His new position could anger the judge overseeing his case, Emmet G. Sullivan of the United States District Court in Washington. Judge Sullivan erupted at Mr. Flynn earlier for what seemed like a failure to take responsibility for his crimes.
Mr. Flynn has likely put himself on a collision course with Judge Sullivan, fueling speculation that Mr. Flynn believes that President Trump, who has publicly expressed sympathy for his case, will pardon him. But putting his fate in the hands of a mercurial president would be a risky, if not reckless, course by Mr. Flynn, who faces up to six months in prison.
Mr. Flynn’s fired his previous lawyers in June, partially blaming them for his legal troubles. He hired a new lawyer, Sidney Powell, who has pushed conspiracy theories about the special counsel’s investigation and sells anti-Mueller T-shirts on her website. During the trial, she sat behind Mr. Kian’s defense, occasionally passing notes to his lawyers.
Mr. Kian was indicted in December, along with another man, Ekim Alptekin, as part of a federal investigation into Turkey’s secret 2016 lobbying campaign to pressure the United States to expel Fethullah Gulen, a rival of President Recep Tayyip Erdogan.
Prosecutors accused the two men of seeking to conceal that Turkish government officials were directing the project, saying that high-level Turkish officials approved the budget and Mr. Alptekin regularly updated them. Mr. Flynn’s firm, Flynn Intel Group, received a total of $530,000 for its work on the effort. At trial, prosecutors said that project was “single-mindedly focused on dirtying up Gulen, portraying him as a terrorist and a fraud and getting him extradited.”
Prosecutors revealed that the government also has additional information about Mr. Alptekin’s relationship with Mr. Flynn outside of his firm’s work. Prosecutors revealed that Mr. Alptekin tried to engage Mr. Flynn because of his association with the Trump administration. The government did not say how it obtained the information.
Mr. Kian was on the Trump transition team and worked on national security matters.
The outcome of Mr. Kian’s case could buoy efforts by the government to crack down on violations of the Foreign Agents Registration Act, which requires people lobbying the government on behalf of foreign nations to notify the Justice Department.
Once viewed as an outdated statute that could be evaded with little consequence, FARA has now been aggressively applied in a number of high-profile criminal cases. The Justice Department began to enforce it more strictly in recent years, and the special counsel, Robert S. Mueller III, used it to help expose a culture of lobbyists accepting millions of dollars from foreign governments.

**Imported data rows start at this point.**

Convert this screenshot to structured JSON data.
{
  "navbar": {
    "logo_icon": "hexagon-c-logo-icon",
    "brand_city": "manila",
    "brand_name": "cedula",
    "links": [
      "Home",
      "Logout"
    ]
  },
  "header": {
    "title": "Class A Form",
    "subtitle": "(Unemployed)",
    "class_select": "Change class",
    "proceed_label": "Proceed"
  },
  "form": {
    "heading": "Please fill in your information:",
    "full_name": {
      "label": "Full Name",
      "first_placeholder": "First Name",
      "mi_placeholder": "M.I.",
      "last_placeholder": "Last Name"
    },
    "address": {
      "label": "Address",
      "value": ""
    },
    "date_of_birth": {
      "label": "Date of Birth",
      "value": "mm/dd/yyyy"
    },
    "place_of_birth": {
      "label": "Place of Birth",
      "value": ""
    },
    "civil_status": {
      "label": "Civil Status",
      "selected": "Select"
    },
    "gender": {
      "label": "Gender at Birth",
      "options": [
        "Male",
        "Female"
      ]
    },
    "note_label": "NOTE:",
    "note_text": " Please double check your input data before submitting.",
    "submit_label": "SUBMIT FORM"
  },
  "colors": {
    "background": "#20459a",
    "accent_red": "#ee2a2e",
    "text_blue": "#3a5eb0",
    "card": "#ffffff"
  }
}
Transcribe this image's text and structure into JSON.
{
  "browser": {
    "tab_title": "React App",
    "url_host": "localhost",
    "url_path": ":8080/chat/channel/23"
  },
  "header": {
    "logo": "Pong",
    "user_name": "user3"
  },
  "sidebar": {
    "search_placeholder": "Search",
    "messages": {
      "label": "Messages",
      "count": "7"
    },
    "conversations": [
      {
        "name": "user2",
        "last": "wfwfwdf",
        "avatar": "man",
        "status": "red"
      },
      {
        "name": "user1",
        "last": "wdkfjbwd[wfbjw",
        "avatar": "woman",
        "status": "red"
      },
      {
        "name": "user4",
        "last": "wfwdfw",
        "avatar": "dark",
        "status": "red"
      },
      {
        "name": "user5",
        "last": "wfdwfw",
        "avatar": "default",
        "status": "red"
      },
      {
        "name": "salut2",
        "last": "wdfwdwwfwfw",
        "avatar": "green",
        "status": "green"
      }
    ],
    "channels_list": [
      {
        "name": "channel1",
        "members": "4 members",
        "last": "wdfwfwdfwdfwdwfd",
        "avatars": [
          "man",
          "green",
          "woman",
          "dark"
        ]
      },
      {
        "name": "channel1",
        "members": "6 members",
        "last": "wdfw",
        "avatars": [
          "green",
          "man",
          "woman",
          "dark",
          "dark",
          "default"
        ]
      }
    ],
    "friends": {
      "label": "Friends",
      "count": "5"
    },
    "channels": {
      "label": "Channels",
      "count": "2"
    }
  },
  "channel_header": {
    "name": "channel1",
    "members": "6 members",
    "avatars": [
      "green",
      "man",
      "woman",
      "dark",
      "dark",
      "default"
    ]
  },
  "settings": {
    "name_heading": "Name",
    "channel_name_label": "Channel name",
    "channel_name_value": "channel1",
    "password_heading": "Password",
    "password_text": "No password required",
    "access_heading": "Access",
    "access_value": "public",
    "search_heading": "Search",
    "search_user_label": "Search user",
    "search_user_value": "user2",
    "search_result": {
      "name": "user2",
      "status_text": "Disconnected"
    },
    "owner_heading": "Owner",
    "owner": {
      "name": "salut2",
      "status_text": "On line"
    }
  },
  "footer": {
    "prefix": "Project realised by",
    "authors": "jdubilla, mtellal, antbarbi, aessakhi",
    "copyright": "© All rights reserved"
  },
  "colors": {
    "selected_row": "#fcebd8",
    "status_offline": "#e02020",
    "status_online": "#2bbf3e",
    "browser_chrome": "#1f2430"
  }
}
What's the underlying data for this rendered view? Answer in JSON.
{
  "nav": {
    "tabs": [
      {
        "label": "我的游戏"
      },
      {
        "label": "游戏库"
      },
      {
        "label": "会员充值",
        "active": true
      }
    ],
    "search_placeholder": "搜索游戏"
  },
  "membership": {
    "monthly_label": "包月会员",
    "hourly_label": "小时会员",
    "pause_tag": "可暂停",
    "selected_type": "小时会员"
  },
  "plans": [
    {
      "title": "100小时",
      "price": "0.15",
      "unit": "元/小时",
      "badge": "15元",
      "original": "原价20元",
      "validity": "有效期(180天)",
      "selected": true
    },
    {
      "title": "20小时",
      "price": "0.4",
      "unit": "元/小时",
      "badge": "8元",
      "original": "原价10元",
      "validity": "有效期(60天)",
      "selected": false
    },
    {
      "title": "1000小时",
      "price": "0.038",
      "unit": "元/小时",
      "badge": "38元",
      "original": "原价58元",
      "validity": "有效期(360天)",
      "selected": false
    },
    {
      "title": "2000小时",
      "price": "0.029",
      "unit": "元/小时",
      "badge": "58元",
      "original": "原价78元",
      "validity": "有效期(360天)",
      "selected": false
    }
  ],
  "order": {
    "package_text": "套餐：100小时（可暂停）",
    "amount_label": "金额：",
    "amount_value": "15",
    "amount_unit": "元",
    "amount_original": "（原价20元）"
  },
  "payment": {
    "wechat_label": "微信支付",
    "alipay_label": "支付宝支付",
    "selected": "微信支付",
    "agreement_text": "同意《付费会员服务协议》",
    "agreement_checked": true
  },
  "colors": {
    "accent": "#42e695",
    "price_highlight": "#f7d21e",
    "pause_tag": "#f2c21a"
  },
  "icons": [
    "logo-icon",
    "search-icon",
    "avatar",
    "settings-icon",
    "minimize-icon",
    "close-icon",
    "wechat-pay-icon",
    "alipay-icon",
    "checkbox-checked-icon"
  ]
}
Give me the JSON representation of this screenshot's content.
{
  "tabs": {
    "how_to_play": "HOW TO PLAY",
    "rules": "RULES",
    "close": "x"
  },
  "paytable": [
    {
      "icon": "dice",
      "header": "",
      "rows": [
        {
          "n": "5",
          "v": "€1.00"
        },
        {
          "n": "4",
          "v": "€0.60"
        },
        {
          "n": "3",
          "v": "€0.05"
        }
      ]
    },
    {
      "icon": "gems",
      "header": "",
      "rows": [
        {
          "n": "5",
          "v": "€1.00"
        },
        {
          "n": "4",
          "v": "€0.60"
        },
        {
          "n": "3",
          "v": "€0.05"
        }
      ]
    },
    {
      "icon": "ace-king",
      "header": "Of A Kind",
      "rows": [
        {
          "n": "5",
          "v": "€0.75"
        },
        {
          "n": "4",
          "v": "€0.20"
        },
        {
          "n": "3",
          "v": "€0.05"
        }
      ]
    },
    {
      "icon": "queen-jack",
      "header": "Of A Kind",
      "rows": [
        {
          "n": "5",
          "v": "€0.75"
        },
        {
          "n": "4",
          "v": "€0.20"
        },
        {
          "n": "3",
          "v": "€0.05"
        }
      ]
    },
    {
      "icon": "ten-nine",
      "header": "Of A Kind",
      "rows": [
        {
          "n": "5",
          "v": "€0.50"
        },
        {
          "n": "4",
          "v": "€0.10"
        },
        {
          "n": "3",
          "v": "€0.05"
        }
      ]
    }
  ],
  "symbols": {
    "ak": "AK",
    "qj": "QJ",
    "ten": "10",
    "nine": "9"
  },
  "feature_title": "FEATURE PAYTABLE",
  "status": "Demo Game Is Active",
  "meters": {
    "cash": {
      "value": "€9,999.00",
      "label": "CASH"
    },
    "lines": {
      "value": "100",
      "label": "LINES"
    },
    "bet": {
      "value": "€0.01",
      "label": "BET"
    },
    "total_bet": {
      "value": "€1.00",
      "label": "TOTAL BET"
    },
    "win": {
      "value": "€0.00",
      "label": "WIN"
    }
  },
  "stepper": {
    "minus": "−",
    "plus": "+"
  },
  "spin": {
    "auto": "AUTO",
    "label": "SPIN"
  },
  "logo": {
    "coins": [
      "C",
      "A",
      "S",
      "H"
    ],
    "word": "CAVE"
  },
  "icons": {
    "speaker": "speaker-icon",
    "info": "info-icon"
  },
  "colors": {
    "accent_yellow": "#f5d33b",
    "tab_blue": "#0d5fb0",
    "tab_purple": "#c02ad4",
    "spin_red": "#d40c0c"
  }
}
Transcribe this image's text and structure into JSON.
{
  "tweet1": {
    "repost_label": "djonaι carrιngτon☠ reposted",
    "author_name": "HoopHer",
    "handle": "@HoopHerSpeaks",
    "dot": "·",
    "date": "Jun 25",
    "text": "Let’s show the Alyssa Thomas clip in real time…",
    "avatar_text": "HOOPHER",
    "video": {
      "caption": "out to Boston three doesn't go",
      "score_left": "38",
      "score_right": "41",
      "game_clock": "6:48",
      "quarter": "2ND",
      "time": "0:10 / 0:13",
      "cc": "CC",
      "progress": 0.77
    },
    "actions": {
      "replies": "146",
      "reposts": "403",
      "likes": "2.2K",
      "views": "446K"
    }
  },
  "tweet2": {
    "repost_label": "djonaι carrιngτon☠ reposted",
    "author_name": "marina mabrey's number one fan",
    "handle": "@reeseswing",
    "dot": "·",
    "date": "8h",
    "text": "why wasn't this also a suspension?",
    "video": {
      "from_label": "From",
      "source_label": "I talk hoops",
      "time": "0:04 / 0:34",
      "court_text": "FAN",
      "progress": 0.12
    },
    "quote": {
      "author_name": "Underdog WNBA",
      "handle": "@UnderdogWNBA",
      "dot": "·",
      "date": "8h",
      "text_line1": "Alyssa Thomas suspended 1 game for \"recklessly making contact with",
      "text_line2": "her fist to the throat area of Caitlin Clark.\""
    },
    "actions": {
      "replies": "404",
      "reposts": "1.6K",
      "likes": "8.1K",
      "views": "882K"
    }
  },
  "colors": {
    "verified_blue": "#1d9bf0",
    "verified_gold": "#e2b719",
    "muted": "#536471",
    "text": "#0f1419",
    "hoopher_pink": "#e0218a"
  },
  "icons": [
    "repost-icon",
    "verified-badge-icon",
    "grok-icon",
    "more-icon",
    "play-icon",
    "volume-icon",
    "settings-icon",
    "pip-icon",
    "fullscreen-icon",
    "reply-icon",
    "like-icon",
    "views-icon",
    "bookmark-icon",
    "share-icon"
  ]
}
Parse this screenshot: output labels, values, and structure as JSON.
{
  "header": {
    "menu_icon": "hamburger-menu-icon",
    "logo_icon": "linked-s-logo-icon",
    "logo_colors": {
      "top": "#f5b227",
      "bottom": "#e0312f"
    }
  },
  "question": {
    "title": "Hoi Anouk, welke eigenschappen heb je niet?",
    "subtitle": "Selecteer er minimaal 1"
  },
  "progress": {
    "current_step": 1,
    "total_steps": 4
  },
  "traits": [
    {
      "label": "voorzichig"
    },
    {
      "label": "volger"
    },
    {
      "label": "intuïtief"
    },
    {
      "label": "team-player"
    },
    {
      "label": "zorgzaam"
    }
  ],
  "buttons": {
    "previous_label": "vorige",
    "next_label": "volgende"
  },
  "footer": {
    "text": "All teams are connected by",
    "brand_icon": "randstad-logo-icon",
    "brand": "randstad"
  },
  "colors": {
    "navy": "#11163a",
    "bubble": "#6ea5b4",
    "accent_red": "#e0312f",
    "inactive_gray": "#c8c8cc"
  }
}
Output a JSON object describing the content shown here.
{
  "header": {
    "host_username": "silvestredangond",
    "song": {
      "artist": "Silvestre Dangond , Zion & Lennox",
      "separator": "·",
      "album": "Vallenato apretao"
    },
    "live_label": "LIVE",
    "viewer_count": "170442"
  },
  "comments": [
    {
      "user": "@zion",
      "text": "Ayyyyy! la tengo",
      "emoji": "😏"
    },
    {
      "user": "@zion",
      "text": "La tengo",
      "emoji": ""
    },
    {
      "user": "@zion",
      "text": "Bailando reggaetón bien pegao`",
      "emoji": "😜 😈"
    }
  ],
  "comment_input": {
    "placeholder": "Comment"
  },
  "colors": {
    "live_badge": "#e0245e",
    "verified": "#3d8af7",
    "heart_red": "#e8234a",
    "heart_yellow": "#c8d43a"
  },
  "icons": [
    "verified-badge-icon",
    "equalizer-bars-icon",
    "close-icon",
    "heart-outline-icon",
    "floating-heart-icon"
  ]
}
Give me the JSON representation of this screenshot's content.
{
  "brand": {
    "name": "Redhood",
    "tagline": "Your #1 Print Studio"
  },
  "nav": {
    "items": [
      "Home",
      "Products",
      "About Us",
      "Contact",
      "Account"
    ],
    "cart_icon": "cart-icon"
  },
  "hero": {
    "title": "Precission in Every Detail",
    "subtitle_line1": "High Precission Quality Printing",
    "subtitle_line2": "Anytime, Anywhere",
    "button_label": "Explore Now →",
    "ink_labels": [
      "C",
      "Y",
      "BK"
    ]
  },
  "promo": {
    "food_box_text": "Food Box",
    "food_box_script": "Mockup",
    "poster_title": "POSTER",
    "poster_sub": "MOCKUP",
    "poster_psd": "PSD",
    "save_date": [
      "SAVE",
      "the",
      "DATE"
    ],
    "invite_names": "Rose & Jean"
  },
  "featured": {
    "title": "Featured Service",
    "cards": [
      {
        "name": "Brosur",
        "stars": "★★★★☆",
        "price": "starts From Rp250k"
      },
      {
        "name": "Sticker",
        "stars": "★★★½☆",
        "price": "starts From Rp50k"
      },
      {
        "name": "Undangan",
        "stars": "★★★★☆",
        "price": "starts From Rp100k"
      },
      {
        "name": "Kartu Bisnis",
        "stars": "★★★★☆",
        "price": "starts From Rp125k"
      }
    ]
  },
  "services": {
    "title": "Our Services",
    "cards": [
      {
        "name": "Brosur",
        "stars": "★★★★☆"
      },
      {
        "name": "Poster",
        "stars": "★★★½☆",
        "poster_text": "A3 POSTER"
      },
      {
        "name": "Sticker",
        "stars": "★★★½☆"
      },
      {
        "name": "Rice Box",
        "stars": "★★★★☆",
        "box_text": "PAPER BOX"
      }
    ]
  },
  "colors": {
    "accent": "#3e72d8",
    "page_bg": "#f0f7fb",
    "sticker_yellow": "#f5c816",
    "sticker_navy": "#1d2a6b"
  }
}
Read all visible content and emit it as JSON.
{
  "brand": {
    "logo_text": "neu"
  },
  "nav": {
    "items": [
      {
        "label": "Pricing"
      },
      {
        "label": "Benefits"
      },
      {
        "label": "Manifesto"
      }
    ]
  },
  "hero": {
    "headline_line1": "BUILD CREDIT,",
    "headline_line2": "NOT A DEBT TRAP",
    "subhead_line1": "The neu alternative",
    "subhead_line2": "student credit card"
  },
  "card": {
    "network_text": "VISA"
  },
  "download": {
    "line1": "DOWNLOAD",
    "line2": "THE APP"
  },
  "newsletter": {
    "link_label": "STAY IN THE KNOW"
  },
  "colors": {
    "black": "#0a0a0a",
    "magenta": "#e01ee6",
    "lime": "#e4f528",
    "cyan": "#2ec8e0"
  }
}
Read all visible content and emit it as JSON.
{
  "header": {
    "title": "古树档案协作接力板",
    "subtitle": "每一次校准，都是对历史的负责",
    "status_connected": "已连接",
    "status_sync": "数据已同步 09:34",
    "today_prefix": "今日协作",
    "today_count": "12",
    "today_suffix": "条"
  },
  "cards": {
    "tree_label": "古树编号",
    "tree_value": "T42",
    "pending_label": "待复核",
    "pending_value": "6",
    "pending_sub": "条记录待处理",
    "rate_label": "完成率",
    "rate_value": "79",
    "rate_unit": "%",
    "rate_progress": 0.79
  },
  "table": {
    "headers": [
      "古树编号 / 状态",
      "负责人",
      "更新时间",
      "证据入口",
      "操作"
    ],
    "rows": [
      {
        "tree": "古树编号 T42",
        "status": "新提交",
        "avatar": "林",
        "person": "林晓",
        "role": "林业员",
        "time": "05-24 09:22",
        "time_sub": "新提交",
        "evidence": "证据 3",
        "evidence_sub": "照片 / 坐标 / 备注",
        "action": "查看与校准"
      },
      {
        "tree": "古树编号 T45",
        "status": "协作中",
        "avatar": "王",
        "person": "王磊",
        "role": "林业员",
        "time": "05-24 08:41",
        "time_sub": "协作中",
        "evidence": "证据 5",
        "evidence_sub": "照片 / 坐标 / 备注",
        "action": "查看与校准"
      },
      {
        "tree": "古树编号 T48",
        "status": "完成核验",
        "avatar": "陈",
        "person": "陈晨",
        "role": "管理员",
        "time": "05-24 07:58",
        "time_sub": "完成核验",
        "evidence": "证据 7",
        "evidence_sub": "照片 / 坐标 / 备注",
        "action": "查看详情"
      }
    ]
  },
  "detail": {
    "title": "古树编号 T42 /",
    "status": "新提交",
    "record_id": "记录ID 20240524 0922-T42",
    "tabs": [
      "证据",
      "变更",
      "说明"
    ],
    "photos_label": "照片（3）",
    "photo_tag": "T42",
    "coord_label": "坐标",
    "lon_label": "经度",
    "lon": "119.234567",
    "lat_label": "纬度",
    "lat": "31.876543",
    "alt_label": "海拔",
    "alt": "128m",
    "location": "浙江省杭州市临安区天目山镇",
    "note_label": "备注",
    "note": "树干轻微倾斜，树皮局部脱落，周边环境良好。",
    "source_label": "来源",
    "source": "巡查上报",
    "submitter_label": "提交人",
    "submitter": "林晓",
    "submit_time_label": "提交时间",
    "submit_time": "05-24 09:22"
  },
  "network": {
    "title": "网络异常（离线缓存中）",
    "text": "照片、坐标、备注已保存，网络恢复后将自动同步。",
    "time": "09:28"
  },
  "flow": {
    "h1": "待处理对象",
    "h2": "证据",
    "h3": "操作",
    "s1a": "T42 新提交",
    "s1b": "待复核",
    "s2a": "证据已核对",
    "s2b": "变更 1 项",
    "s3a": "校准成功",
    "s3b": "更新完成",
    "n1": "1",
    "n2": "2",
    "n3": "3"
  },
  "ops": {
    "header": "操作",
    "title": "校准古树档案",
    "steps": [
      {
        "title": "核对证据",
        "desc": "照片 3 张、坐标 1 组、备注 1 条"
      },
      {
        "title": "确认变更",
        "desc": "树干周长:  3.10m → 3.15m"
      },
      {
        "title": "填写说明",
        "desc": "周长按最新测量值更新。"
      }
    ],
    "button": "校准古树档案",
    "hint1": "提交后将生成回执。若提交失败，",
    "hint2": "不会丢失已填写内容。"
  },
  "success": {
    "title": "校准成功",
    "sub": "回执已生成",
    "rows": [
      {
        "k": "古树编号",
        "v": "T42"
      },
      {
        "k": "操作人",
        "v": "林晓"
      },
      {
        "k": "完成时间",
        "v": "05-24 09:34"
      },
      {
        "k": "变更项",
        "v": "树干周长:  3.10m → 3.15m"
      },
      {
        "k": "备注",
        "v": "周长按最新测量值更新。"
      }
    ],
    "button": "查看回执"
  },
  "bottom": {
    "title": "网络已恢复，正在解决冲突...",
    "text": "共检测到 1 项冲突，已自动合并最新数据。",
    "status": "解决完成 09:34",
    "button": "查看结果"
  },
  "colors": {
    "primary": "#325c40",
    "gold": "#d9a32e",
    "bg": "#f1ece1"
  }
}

Before Mr. Mueller was appointed, only seven people in five decades were charged with violating the statute. Most violators were warned, not prosecuted. Prosecutors shied away from FARA indictments because they feared it was too difficult to obtain a conviction, a 2014 internal Justice Department report said.